PROVIDENCE, R.I (WPRI) — After Providence police released more than eight hours of body camera video that shows officers punching and spitting at teenage suspects, a city business shared surveillance footage which shows a new angle of the tense ordeal.
The 41 videos released Wednesday show the July 8 arrest of two teenagers who allegedly led police on a chase after pointing what turned out to be BB gun rifles at innocent bystanders and an officer.
Public Safety Commissioner Steven Paré said the use of force demonstrated by Officers Domingo Diaz and Mitchel Voyer was “appalling” and led to a criminal investigation.
On Thursday, a head staff member at Narragansett Creamery provided 12 News with video footage from that night, before the hours-long pursuit began.
The video shows three employees standing outside and quickly scattering after a car pulls up. The driver can be seen exiting the vehicle and trying to fire at people.
As one employee tries to run away, more people exit the car and start chasing them. A Narragansett Creamery employee told 12 News that one of their staff members was hit and injured during the incident and had to go to the hospital.
Prior to the official release of the police footage, Attorney General Peter Neronha said while body camera video can be powerful and revealing in general, it may not tell the entire story.
“They’ll tell you a part of the story, but they don’t tell you what’s going on where the cameras aren’t focused,” Neronha said. “The cameras may be too close, you know, it may not be close enough.”
In a statement Wednesday, Neronha said the body camera video being released means the investigation into the incident is “substantially complete,” meaning witnesses and investigators involved have all been interviewed.
However, the investigation is ongoing, according to Neronha’s office.
12 News law enforcement analyst Steven O’Donnell also shed light on the body camera video, calling some of the footage “disturbing” to watch.
“Any time you see video with use of force, it never looks good,” O’Donnell said.
With that in mind, O’Donnell said when police were involved in the hours-long chase through the city, he believes officers didn’t call it off because they were unsure if the guns being pointed were real or not.
“So, in good faith by the police, they believe they’re chasing someone who just shot at people and who just terrorized people,” O’Donnell said.
“It’s as high as the heightened alert. If it’s a 1 to 10, it’s at a 10,” he added.

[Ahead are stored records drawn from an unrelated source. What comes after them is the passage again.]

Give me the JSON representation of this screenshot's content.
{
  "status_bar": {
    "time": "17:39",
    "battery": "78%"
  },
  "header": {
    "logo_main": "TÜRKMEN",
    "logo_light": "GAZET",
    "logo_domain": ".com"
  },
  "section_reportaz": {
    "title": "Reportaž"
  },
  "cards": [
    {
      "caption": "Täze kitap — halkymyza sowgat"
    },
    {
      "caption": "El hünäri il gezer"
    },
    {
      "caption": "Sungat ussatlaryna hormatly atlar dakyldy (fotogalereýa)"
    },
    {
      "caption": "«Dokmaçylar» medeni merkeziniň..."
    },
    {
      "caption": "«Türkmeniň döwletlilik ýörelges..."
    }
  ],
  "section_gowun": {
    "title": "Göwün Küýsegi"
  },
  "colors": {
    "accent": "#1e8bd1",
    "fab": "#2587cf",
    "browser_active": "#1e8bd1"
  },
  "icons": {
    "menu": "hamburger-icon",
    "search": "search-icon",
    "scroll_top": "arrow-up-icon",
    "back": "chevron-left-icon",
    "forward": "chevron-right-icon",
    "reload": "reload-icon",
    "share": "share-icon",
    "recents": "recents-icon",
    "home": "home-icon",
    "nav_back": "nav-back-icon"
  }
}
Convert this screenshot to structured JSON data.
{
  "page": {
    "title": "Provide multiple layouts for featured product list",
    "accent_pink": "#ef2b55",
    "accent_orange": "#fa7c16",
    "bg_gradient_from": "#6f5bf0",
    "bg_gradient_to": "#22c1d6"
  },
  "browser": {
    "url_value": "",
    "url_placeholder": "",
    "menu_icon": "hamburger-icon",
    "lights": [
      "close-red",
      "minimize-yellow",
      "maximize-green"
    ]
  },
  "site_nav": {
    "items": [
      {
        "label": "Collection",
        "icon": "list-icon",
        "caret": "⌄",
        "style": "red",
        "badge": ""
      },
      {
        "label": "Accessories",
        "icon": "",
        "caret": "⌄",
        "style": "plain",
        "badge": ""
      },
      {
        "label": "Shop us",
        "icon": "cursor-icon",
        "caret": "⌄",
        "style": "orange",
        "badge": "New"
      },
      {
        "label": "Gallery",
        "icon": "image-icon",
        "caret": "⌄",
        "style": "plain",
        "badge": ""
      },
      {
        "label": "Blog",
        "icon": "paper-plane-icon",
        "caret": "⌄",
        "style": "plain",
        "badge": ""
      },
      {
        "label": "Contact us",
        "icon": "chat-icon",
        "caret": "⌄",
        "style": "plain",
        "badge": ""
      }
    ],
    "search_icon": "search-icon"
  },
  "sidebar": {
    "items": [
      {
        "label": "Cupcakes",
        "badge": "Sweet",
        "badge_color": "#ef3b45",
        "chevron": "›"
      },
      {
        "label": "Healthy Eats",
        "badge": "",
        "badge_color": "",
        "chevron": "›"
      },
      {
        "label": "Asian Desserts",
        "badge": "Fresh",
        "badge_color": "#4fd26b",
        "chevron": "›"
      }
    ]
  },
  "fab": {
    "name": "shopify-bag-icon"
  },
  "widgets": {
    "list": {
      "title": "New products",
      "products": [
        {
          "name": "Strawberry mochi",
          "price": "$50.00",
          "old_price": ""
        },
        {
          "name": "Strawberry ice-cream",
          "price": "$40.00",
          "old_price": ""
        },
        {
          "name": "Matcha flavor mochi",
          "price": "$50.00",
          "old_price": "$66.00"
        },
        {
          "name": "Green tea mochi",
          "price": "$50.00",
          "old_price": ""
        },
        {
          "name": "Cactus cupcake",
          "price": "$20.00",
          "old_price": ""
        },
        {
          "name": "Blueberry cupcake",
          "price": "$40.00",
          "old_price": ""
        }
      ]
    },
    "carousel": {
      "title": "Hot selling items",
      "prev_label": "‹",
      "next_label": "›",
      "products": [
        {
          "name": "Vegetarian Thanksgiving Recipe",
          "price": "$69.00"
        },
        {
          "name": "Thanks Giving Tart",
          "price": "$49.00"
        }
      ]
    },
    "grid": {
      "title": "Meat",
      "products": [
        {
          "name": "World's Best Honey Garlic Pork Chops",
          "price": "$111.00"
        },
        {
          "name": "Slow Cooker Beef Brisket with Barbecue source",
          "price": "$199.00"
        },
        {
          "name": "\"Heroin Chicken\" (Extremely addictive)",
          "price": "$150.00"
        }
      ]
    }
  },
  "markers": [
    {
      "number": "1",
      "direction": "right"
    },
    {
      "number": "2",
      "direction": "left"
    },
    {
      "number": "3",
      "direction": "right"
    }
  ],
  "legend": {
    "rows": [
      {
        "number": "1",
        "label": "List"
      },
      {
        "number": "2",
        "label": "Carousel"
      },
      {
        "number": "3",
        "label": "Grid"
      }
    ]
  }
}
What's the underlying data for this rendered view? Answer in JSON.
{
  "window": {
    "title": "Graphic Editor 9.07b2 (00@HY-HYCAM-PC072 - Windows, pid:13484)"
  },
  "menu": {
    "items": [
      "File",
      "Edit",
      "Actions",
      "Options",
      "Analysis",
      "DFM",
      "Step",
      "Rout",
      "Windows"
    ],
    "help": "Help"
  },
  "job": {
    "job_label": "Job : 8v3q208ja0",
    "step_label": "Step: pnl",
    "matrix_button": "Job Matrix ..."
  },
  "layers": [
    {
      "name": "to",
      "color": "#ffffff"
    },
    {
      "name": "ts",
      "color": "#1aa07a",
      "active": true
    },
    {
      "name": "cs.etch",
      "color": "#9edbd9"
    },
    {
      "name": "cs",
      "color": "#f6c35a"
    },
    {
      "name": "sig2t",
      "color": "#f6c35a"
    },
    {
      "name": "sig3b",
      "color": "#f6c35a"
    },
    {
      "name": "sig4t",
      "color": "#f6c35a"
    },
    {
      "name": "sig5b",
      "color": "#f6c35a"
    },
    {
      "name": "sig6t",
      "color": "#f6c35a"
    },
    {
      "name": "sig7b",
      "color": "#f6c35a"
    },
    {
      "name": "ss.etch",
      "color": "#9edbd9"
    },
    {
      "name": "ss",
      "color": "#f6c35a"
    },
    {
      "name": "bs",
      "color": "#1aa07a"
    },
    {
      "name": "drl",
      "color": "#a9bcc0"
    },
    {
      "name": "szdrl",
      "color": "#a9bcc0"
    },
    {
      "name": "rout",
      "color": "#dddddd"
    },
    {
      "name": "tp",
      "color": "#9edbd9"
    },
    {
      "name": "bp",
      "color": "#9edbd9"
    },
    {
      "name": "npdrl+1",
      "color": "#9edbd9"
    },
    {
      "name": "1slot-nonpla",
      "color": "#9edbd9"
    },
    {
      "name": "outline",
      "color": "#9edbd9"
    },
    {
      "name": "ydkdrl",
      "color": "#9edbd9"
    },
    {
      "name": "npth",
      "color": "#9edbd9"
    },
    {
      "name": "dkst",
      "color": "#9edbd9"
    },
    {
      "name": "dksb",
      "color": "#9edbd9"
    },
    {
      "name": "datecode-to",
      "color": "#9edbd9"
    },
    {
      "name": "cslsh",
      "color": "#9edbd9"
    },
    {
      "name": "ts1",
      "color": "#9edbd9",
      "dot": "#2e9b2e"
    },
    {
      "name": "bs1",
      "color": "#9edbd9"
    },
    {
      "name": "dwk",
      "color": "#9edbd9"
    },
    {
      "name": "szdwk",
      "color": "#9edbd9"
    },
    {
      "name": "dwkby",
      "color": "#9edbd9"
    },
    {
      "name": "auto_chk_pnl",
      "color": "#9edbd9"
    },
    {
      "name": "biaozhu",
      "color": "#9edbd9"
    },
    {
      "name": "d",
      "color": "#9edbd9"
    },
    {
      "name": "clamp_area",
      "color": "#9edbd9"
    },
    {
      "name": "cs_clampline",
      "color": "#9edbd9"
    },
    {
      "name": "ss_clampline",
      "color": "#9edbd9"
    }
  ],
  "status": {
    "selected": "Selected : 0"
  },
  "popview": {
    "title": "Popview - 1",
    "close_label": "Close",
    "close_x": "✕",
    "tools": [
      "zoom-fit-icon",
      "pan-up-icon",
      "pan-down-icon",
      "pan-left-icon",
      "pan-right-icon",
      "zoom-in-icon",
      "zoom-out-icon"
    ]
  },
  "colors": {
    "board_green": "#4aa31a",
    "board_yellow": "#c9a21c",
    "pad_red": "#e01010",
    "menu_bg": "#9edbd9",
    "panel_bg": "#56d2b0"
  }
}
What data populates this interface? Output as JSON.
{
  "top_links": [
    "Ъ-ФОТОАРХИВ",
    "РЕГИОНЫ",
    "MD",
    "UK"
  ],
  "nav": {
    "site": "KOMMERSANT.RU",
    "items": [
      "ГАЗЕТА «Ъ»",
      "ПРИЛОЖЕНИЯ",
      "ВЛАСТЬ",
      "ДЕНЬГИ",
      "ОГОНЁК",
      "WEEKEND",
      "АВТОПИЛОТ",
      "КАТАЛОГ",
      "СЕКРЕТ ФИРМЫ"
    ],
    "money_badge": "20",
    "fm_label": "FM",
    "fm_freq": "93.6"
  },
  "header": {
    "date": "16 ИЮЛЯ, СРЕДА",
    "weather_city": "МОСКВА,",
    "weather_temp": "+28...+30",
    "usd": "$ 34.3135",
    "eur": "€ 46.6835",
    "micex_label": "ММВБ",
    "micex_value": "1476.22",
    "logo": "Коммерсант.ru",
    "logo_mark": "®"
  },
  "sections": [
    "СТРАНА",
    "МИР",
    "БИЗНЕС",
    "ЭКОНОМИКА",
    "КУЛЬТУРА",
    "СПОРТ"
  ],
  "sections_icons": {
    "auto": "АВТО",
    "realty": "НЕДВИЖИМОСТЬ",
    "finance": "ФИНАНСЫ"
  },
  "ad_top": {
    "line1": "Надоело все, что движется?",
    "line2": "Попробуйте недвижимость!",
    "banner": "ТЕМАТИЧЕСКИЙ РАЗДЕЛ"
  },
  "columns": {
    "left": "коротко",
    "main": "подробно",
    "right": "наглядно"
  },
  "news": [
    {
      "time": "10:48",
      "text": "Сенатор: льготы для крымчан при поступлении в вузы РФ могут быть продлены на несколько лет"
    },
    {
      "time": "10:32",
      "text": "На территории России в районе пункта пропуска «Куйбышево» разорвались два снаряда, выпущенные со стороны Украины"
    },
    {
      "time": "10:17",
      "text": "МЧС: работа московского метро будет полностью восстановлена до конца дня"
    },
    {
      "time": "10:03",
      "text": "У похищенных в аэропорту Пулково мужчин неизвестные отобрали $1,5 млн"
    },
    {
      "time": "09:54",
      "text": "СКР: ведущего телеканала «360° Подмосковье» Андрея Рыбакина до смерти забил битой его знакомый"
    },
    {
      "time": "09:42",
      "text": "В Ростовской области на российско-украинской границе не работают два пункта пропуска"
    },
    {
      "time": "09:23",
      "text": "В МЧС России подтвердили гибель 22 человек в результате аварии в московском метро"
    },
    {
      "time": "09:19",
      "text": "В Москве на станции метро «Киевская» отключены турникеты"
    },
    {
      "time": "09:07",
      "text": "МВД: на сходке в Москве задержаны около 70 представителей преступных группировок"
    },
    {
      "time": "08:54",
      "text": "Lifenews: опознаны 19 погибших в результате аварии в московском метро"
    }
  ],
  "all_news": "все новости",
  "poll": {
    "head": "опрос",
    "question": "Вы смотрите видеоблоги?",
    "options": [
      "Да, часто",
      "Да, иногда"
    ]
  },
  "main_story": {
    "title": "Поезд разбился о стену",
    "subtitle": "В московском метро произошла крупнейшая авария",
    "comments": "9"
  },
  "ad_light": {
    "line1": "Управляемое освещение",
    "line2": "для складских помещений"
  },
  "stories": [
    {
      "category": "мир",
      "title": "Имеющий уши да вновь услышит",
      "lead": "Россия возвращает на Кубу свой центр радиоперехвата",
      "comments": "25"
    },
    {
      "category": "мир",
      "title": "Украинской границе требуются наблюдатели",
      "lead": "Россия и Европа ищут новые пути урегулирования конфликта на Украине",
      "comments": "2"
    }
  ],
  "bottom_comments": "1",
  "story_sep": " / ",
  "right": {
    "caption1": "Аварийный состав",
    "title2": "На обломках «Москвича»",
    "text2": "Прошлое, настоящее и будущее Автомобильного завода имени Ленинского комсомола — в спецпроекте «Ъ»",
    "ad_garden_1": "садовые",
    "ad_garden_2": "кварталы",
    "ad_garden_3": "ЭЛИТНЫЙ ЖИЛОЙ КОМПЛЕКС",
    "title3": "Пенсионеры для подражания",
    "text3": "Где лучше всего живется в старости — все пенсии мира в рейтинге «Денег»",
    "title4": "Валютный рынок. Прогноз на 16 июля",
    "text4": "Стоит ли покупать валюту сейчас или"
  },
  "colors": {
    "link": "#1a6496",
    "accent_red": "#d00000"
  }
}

According to O’Donnell, when a police chase ends, a foot pursuit and some use of force typically follows.
“That’s where, I guess the rubber meets the road, where the police have to make a decision how much force they use,” he explained.
At one point, the video shows one of the teenagers with his head and hands held back by an officer while he receives several blows to the face from another. After one of the suspects is picked up off of the ground and put into a sitting position, an officer walks up and spits in his direction.
O’Donnell said while it’s normal for police to have some sort of emotional reaction in these situations, officers are trained and expected not to react in some of the ways displayed in the video.
“Once the person’s in cuffs, they’re not supposed to do anything further than that,” he said.
No charges have been filed against the police officers.
The teenagers have all been charged with criminal offenses, but their names and exact charges have not been released because they are underage.